Comment author: 13 March 2012 05:54:31AM 0 points [-]

I have experienced exactly this.

Comment author: 14 March 2012 03:30:56AM 0 points [-]

I would imagine you can play it with any cooperative game. Another great one that wouldn't quite fall prey to the problem you describe is Scotland Yard, which has a group against a single player. The group could play with biases, while the single player plays without and tries to guess the biases. People have also suggested competitive games, such as Munchkin, but I'm skeptical so far. If anyone does play it with competitive games, I'd love to hear about it of course.

Comment author: 14 March 2012 03:46:54AM 1 point [-]

I would imagine you can play it with any cooperative game.

The types of decisions players make, and the amount of information players have about each other matters. In Arkham Horror, for example, everything is public- in Pandemic, hands don't have to be (although I imagine you might want them to be for this, to make biases easier to spot). In Pandemic, there seems to be closer connection between actions and the endgame, whereas in Arkham there's an element of building up your character that can be independent to winning (for player motivation, at least).

Without some experience, I'm not willing to speculate on what features make a cooperative game work better or worse for roleplaying or noticing biases, but I am confident that some features will be better or worse.

Comment author: 14 March 2012 08:47:59PM 2 points [-]

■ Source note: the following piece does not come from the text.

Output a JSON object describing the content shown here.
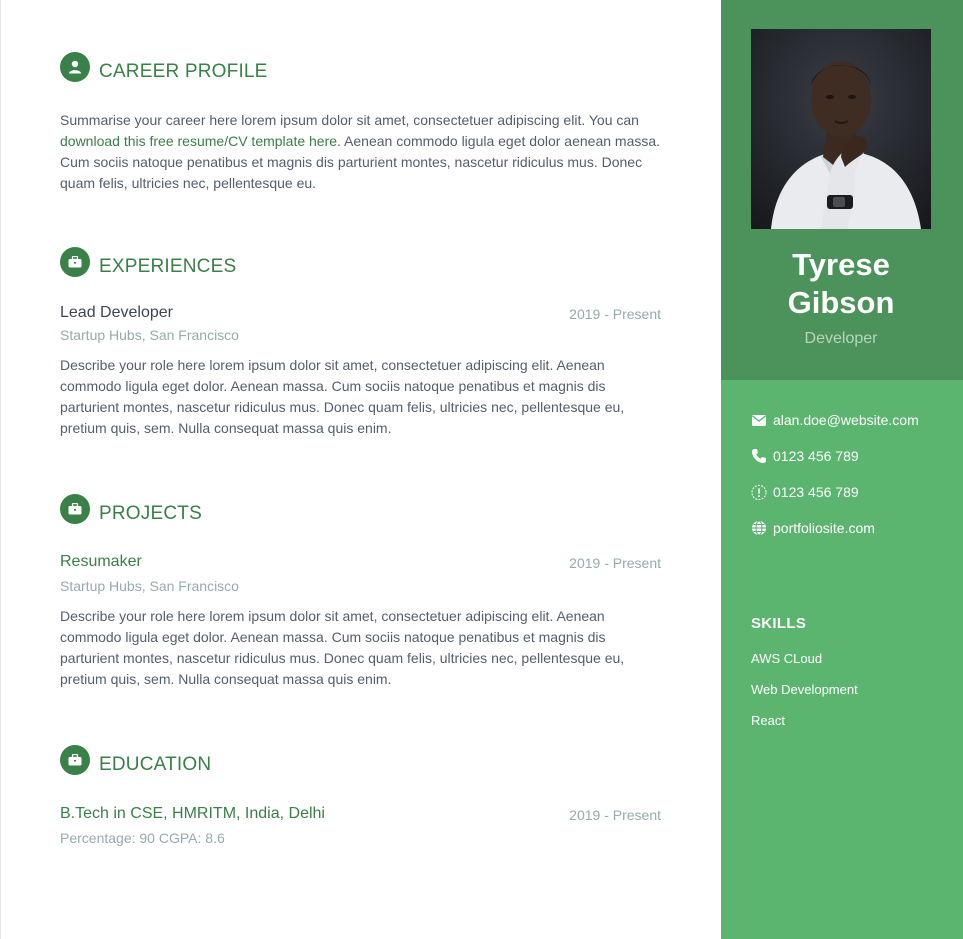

I'd recommend to post this variant to boardgamegeek.com to reach a wider audience. The "variants" forum for Pandemic is here. Kudos on the bias list, it's really well done!

Comment author: 14 March 2012 10:09:07AM 2 points [-]

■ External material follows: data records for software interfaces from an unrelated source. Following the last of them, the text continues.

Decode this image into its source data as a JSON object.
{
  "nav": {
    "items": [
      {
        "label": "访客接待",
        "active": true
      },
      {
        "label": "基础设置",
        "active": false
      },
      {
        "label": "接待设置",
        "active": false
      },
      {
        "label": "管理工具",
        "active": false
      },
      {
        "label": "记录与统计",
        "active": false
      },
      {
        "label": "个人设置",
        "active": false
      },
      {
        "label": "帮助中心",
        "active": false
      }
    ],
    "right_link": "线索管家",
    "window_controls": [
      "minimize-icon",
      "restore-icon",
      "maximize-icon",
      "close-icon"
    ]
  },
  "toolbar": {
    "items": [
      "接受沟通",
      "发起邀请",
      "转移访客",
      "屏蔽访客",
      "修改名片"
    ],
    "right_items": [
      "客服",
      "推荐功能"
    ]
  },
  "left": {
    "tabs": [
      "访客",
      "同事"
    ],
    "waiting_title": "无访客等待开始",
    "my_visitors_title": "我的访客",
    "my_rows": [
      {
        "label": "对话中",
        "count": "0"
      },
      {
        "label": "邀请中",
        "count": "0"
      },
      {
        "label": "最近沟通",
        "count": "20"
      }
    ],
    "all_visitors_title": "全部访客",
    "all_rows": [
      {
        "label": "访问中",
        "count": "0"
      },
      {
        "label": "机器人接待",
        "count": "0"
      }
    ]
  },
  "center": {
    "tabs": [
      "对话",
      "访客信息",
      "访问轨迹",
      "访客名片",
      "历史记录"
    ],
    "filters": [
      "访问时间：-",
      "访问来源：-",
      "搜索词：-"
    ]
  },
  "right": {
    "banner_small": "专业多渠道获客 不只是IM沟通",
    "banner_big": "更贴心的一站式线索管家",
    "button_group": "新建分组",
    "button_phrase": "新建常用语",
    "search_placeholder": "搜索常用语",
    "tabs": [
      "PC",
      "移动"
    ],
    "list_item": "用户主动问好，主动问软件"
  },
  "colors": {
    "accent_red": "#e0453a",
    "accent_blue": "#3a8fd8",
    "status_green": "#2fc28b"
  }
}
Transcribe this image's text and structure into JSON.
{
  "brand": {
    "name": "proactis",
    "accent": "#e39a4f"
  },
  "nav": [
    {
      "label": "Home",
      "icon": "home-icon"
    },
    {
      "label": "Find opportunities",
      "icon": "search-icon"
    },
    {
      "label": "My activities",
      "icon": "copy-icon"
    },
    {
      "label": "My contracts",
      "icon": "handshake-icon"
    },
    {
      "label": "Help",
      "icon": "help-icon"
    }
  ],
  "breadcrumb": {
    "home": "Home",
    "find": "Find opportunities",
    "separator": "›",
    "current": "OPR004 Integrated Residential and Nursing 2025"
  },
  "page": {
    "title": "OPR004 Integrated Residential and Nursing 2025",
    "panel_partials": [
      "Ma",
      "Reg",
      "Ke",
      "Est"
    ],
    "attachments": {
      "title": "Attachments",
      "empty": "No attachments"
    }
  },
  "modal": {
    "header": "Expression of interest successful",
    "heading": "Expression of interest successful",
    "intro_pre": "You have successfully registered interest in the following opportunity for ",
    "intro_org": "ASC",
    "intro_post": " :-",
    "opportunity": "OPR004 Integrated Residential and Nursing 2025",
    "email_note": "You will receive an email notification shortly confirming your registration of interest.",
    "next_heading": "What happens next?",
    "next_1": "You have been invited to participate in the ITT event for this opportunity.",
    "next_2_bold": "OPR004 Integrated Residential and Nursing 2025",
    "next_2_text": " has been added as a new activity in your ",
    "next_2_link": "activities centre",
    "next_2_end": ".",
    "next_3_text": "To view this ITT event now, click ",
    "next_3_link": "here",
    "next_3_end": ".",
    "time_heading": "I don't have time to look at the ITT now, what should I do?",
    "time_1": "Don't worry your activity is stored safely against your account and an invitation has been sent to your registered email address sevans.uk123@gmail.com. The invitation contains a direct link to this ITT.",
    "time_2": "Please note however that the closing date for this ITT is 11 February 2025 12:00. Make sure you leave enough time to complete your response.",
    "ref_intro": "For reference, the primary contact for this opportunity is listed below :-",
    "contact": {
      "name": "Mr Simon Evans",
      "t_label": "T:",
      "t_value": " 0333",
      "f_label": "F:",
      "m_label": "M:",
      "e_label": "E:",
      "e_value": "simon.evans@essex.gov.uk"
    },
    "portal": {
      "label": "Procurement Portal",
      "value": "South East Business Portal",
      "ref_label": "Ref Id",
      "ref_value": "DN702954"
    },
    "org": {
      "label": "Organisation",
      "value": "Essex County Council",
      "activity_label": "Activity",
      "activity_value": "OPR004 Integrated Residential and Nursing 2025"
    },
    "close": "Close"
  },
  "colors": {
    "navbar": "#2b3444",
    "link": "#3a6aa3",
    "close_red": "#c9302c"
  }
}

Implementing strategies based on incorporating biases sounds really interesting. Its a little bit as if there were a game of charades where a bunch of people sat around implementing a line of c code in assembly, and then people try to interpret what code is being implemented (only, to me, a bit more exciting). It really gets at the nuts and bolts, I think, of how everyone feels these biases work on the behavioral level, higher level descriptions aside.

Also, I'm a Portlander as well, I just joined the mailing list but didn't make it down to the lucky lab last time. I'm hoping to make it in the future at some point.

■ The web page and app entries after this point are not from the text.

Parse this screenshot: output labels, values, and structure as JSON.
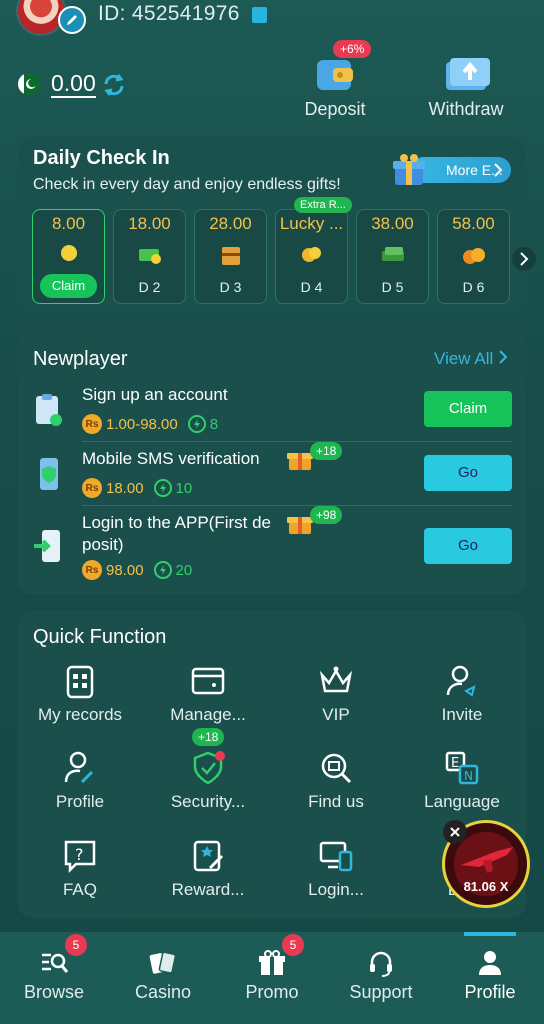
{
  "header": {
    "id_label": "ID: 452541976",
    "balance": "0.00",
    "deposit_label": "Deposit",
    "deposit_badge": "+6%",
    "withdraw_label": "Withdraw"
  },
  "checkin": {
    "title": "Daily Check In",
    "subtitle": "Check in every day and enjoy endless gifts!",
    "more_label": "More E...",
    "days": [
      {
        "amount": "8.00",
        "label": "Claim",
        "active": true
      },
      {
        "amount": "18.00",
        "label": "D 2"
      },
      {
        "amount": "28.00",
        "label": "D 3"
      },
      {
        "amount": "Lucky ...",
        "label": "D 4",
        "tag": "Extra R..."
      },
      {
        "amount": "38.00",
        "label": "D 5"
      },
      {
        "amount": "58.00",
        "label": "D 6"
      }
    ]
  },
  "newplayer": {
    "title": "Newplayer",
    "view_all": "View All",
    "tasks": [
      {
        "title": "Sign up an account",
        "reward_cash": "1.00-98.00",
        "reward_points": "8",
        "button": "Claim"
      },
      {
        "title": "Mobile SMS verification",
        "reward_cash": "18.00",
        "reward_points": "10",
        "button": "Go",
        "bonus": "+18"
      },
      {
        "title_line1": "Login to the APP(First de",
        "title_line2": "posit)",
        "reward_cash": "98.00",
        "reward_points": "20",
        "button": "Go",
        "bonus": "+98"
      }
    ],
    "currency_symbol": "Rs"
  },
  "quick": {
    "title": "Quick Function",
    "items": [
      {
        "label": "My records",
        "icon": "records-icon"
      },
      {
        "label": "Manage...",
        "icon": "card-icon"
      },
      {
        "label": "VIP",
        "icon": "crown-icon"
      },
      {
        "label": "Invite",
        "icon": "invite-icon"
      },
      {
        "label": "Profile",
        "icon": "profile-icon"
      },
      {
        "label": "Security...",
        "icon": "shield-icon",
        "bonus": "+18"
      },
      {
        "label": "Find us",
        "icon": "find-icon"
      },
      {
        "label": "Language",
        "icon": "language-icon"
      },
      {
        "label": "FAQ",
        "icon": "faq-icon"
      },
      {
        "label": "Reward...",
        "icon": "reward-icon"
      },
      {
        "label": "Login...",
        "icon": "devices-icon"
      },
      {
        "label": "Log",
        "icon": "logout-icon"
      }
    ]
  },
  "game_widget": {
    "multiplier": "81.06 X"
  },
  "nav": {
    "items": [
      {
        "label": "Browse",
        "badge": "5"
      },
      {
        "label": "Casino"
      },
      {
        "label": "Promo",
        "badge": "5"
      },
      {
        "label": "Support"
      },
      {
        "label": "Profile",
        "active": true
      }
    ]
  },
  "colors": {
    "accent": "#2fb6dc",
    "green": "#16c35a",
    "gold": "#f2c14b",
    "badge_red": "#ea3a52"
  }
}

Comment author: 12 March 2012 08:05:58AM 6 points [-]

This sounds awesome. I want to do this right now.

Comment author: 12 March 2012 06:59:16PM 0 points [-]

Yay!

Comment author: 14 March 2012 07:41:27PM *  0 points [-]

EDIT: Oh hey, found the meetup information myself. I've been gone too long >.>

Comment author: 13 March 2012 07:40:36PM 0 points [-]

Another player with Hyperbolic Discounting went further: he treated cities, any city near him, while carrying 5 red city cards in his hand and pointing out, in response to entreaties to cure red, that red wasn't much of an issue right now.

How does this demonstrate hyperbolic discounting?

Comment author: 14 March 2012 12:59:13AM *  4 points [-]

I don't know if you've played the game. There are 4 disease, red, blue, yellow and black. "Curing red" doesn't automatically eliminate the disease - it just makes it easier to deal with, and possible to eliminate in the future (and also is part of the win condition).

Treating people who have a disease right now helps them right now. Curing red has only future benefits.

I now realise you might be asking "how does this demonstrate hyperbolic, as opposed to exponential, discounting", which might be a valid point, but hyperbolic discounting does lead to discounting the future too heavily, so the player's choices do sort of make sense.

Comment author: 14 March 2012 09:19:21AM *  0 points [-]

I now realise you might be asking "how does this demonstrate hyperbolic, as opposed to exponential, discounting", which might be a valid point, but hyperbolic discounting does lead to discounting the future too heavily, so the player's choices do sort of make sense.

That is what I was wondering. Actually, exponential discounting values the (sufficiently distant) future less than hyperbolic discounting. Whether this is too heavy depends on the your parameter (unless you think that any discounting is bad).

Comment author: 13 March 2012 09:43:52PM 0 points [-]

Discounting with distance, I assume. Nearby people are extremely important, while it takes 100 African cities to get his attention, etc.